If we look back at the history of the World Wide Web, one of its longest standing components is Email. No doubt it is in dire need of an overhaul.
The backbone of the email delivery system has not changed a great deal since those early days from Berkeley. To be perfectly honest, the fact that email hasn’t changed since the time of the late 60’s and early 70’s should disturb Internet users nearly half a century later.
Let’s cut to the chase. The way email works today sees that correspondence delivered onto the Internet via Mail Servers and Clients is that of plain text files. These can easily be read by anyone across the delivery chain. In the 21st Century world of security and privacy, email is inadequately catered for, and shows no signs of coming in from the cold, despite security enhancements in other areas of the Internet.

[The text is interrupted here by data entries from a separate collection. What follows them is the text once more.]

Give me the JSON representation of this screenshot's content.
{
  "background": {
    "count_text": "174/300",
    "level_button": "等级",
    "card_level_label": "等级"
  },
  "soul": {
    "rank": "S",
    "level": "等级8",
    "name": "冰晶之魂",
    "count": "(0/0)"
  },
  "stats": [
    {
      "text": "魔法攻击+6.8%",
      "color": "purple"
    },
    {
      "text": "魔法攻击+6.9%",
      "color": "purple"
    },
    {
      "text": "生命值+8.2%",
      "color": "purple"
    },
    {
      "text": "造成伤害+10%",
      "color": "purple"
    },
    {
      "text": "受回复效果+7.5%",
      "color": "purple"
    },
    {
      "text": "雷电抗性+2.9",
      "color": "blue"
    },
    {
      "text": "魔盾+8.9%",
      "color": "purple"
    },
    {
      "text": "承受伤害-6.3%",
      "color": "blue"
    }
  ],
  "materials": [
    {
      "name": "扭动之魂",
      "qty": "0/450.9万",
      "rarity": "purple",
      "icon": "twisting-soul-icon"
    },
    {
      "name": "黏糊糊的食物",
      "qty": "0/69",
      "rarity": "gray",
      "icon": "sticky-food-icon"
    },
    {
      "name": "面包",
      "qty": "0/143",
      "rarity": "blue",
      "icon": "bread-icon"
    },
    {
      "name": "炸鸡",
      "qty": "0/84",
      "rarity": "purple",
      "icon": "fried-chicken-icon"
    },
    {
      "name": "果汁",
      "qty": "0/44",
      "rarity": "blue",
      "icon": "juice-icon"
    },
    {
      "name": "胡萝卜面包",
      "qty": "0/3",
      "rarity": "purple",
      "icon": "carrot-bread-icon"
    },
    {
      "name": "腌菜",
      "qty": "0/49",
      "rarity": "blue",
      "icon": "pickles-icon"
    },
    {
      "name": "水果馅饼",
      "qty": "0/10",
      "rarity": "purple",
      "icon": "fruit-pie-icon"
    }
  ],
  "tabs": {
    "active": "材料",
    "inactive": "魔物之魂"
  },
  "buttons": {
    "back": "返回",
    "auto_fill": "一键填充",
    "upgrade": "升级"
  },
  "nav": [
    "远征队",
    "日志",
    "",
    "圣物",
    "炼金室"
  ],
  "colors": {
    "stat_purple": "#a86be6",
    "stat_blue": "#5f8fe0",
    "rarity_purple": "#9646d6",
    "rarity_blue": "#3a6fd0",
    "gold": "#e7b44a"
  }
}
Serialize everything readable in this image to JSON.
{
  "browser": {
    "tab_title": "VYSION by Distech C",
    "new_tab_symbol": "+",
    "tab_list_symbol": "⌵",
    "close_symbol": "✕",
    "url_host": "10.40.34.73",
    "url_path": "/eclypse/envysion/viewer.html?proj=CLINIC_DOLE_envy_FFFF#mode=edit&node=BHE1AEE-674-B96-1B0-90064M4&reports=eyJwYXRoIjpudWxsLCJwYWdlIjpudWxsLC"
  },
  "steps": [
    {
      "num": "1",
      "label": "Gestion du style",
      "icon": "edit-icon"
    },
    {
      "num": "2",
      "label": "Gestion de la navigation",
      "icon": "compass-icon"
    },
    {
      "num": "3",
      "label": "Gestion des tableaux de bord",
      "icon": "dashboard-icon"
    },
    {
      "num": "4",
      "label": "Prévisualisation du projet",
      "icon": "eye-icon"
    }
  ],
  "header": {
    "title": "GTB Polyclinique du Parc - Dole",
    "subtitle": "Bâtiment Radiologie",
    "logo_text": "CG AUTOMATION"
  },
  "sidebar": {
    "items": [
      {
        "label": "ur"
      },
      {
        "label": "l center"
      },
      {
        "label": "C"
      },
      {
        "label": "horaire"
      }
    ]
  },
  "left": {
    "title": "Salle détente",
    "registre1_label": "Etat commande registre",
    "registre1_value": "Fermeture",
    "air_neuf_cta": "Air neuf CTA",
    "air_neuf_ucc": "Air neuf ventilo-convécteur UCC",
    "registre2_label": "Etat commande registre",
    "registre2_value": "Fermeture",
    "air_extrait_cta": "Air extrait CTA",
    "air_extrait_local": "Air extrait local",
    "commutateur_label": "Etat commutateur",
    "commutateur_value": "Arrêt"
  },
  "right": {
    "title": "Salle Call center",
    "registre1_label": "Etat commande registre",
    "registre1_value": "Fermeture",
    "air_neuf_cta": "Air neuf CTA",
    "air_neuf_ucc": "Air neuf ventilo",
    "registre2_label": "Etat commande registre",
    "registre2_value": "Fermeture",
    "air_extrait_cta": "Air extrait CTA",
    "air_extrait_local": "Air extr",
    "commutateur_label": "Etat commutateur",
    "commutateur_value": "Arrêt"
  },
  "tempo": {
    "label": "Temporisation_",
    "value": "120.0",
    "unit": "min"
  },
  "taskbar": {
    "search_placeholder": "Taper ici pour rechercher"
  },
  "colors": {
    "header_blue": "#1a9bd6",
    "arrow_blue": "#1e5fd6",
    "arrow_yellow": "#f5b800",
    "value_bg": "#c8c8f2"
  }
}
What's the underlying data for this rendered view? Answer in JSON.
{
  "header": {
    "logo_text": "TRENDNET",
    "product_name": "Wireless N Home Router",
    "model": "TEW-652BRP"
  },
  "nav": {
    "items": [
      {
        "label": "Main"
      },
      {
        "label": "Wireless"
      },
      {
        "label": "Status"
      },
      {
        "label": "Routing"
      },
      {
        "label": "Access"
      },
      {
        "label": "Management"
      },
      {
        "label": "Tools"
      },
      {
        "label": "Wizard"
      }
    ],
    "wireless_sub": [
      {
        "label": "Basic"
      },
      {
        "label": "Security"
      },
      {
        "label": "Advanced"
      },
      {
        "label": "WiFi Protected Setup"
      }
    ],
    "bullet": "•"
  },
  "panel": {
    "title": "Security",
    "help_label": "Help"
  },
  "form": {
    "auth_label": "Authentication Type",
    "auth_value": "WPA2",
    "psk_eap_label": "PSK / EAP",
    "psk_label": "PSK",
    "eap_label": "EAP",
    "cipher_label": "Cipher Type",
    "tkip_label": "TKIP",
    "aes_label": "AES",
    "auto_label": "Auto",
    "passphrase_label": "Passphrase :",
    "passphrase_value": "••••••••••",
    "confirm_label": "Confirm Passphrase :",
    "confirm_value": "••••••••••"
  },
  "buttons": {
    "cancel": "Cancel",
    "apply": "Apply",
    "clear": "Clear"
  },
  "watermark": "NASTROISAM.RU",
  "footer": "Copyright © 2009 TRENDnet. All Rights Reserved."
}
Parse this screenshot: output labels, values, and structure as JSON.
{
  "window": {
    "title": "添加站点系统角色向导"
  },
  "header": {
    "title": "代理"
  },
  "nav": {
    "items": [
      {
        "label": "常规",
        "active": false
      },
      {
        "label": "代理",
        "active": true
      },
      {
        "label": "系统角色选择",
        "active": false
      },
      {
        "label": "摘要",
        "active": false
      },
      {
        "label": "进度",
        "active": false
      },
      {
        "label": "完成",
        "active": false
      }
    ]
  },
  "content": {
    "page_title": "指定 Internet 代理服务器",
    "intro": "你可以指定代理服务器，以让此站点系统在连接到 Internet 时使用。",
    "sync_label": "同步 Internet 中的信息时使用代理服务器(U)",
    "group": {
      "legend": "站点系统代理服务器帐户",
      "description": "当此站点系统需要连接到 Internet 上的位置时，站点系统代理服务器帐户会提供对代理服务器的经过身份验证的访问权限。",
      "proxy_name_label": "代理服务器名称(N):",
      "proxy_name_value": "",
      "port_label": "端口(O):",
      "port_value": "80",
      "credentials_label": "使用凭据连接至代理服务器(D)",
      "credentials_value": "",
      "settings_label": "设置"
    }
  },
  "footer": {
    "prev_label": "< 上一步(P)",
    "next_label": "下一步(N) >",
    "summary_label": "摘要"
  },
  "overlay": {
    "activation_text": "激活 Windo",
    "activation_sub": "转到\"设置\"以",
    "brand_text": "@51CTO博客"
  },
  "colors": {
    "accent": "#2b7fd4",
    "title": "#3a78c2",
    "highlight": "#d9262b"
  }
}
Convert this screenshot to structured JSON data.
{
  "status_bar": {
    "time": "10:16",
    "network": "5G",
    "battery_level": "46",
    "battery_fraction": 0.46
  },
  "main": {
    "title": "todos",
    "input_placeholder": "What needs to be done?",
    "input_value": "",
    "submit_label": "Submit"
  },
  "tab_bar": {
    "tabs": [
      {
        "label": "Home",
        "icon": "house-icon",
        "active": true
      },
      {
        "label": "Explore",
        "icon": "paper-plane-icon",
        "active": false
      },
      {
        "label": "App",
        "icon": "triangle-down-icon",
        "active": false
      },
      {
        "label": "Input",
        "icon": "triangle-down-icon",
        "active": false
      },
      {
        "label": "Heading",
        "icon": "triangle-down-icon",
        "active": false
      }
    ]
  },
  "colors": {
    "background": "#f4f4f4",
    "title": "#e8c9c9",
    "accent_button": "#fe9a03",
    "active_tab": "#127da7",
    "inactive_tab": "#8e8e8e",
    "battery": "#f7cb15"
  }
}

If you are a Gmail or Hotmail user, there is every chance your email correspondence will be kept in perpetuity. Companies like Google and Yahoo have no reason to delete old emails purely because they can build a profile of your correspondence, and tailor ad’s based on your preferences. Scary, but true. The best way to avoid this nonsense is to start using emails that are crack-proof.
One in particular that caught my eye is ShazzleMail. Yes, dopey name, but their delivery architecture is a winner for mine. Any correspondence created by a ShazzleMail user is sent directly between Sender and Receiver. Sort of like: point to point email. It does not land on a central mail server elsewhere, and is encrypted upon delivery, making it impossible for the Alphabet Soup Agencies to intercept.
Points to Note
One Mailbox, One Device
Your ShazzleMail client will be set up on one device only. I use a smartphone, and because my phone is on 100% of the time, the mail client just sits in active mode. The phone (in effect) becomes a Mail Server. You won’t be able to share email between devices because of that fact, but that suits me down to the ground as I need only worry about one email account on one device, not a multitude. A great way to simplify your email habits.
ShazzleMail will connect the Sender and the Receiver, when the Receiver comes online. Once that happens, the email will then be sent. This is great way to get email to its intended destination, ShazzleMail will also report when the Receiver has received the email, as a confirmation.
Inbox and Sent folders will build up over time. You can export the data out to a backup file, which can then be saved off the phone, onto your LAN or other environment. This will keep your Mail data manageable, as it starts building up over time. Export functions can be located in ShazzleMail’s Settings option.
Knowing how most people treat their phones, there is the possibility of losing one’s phone, having it stolen, or damaged. Firstly, you have to logon to the ShazzleMail client with a password, so if your phone is stolen, the thief will have a hard time cracking your password. So like all good practices for smartphone management – select a hard to crack password.
As a precaution, export your phone data out to a alternative environment (as mentioned above), so that in the event of your phone being compromised, you can at least restore the backed-up file to a new phone, should it get to that. Do this often.
I understand ShazzleMail has created a desktop version of the client. I haven’t used it, nor will I be using it, as per my stated intention of simplifying my email activity.
There are other functions provided by ShazzleMail, check their website, and see if this clever app can be used by yourself to protect against the threat of snoops, spies and marketing madmen!